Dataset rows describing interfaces
+++
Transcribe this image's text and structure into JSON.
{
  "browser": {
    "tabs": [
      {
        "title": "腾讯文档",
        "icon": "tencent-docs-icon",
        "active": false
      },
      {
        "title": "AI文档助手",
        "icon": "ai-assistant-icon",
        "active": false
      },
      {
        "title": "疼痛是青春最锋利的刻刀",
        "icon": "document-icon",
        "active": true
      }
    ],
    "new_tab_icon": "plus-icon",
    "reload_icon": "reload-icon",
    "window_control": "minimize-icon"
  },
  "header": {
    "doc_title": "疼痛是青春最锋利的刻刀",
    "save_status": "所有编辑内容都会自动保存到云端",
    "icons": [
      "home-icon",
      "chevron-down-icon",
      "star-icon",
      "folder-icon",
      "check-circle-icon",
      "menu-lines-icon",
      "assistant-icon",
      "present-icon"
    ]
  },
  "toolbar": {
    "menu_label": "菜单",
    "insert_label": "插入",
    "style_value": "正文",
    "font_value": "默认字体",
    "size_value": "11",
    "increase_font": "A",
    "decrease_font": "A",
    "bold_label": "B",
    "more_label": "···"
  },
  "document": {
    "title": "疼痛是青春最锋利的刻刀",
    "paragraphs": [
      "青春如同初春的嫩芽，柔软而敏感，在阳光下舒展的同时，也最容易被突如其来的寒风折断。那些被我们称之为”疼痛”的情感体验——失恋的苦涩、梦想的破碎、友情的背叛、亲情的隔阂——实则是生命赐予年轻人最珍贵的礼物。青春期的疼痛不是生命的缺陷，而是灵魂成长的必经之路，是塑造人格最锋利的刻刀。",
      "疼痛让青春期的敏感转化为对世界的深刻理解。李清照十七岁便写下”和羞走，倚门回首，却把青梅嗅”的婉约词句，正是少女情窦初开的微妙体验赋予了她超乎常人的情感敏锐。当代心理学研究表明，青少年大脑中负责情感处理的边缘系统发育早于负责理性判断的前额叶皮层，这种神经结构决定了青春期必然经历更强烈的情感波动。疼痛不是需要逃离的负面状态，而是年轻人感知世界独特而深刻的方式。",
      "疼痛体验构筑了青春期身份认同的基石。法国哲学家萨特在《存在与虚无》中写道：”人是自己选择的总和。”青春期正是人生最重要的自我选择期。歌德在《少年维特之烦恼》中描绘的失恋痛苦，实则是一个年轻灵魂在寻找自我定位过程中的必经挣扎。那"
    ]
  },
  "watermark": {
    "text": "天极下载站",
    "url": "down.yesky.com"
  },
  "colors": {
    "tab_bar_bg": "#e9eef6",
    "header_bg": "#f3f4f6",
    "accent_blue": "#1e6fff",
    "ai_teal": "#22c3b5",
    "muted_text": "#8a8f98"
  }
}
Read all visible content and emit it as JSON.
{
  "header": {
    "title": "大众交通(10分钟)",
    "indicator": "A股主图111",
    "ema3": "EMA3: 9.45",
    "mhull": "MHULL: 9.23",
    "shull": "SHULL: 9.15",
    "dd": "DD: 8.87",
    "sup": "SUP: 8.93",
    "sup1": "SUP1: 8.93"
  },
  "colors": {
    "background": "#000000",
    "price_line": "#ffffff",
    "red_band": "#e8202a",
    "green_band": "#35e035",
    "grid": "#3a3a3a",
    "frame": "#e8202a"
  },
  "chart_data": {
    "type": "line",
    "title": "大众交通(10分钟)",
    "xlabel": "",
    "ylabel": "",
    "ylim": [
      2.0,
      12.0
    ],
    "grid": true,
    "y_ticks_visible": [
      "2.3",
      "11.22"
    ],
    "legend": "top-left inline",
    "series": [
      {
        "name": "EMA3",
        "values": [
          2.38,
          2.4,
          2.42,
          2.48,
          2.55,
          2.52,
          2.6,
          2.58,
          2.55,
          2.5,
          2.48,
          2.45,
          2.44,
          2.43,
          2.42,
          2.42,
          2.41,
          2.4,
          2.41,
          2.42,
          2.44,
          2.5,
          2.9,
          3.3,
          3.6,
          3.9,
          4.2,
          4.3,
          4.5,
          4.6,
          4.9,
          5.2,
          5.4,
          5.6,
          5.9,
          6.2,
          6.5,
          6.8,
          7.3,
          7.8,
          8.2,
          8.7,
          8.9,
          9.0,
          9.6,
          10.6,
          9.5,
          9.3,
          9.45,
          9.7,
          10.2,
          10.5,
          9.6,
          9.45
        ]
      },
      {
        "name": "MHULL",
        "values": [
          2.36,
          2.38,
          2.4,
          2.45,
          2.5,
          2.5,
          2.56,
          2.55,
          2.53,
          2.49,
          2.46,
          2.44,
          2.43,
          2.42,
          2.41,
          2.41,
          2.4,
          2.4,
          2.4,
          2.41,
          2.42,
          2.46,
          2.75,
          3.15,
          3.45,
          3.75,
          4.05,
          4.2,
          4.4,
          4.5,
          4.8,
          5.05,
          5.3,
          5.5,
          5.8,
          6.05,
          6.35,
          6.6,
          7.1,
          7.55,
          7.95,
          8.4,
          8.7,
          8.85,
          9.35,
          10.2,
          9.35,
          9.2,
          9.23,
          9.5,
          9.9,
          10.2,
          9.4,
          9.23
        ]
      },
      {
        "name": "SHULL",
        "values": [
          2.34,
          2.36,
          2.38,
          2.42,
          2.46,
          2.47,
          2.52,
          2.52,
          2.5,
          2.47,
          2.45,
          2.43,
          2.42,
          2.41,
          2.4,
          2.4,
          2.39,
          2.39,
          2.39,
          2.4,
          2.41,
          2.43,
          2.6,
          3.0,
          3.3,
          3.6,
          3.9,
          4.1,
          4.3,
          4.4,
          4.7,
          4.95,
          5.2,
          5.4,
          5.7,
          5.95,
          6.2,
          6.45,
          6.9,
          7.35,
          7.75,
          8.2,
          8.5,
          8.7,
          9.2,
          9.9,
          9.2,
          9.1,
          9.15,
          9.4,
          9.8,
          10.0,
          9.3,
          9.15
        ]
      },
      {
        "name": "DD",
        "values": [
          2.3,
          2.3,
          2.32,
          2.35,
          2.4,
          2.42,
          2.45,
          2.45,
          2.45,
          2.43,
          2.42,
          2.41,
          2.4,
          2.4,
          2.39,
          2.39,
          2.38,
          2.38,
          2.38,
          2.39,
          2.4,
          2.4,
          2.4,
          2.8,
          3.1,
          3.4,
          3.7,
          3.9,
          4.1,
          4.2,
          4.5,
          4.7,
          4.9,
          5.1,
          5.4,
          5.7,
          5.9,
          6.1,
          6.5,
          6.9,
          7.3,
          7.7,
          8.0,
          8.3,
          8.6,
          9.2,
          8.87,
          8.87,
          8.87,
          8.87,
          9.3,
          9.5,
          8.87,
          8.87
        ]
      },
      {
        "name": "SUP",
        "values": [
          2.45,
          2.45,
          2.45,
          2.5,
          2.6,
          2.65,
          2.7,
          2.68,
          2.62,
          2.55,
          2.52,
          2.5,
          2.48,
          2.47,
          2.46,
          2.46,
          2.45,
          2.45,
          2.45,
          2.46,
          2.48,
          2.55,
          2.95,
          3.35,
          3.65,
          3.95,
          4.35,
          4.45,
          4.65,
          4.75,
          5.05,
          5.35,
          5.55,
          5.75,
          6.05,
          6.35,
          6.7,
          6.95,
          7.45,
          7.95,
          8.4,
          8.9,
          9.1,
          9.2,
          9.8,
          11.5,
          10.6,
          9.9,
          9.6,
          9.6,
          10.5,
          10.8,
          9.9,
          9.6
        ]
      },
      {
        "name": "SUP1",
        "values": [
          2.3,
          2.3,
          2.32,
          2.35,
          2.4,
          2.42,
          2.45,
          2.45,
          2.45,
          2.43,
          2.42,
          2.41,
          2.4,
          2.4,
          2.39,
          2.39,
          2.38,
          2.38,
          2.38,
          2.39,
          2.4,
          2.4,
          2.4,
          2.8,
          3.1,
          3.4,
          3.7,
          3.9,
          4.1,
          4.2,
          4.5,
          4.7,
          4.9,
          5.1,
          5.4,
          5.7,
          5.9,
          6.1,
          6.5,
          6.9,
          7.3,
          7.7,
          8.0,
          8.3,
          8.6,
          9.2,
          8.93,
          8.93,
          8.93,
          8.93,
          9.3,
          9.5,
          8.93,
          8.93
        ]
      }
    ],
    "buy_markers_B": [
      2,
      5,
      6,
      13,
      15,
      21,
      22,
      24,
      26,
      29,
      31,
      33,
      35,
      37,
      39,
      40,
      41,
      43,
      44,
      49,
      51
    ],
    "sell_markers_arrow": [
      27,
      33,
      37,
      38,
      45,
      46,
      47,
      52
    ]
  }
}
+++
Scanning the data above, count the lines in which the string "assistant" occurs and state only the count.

▶ _Answer_
2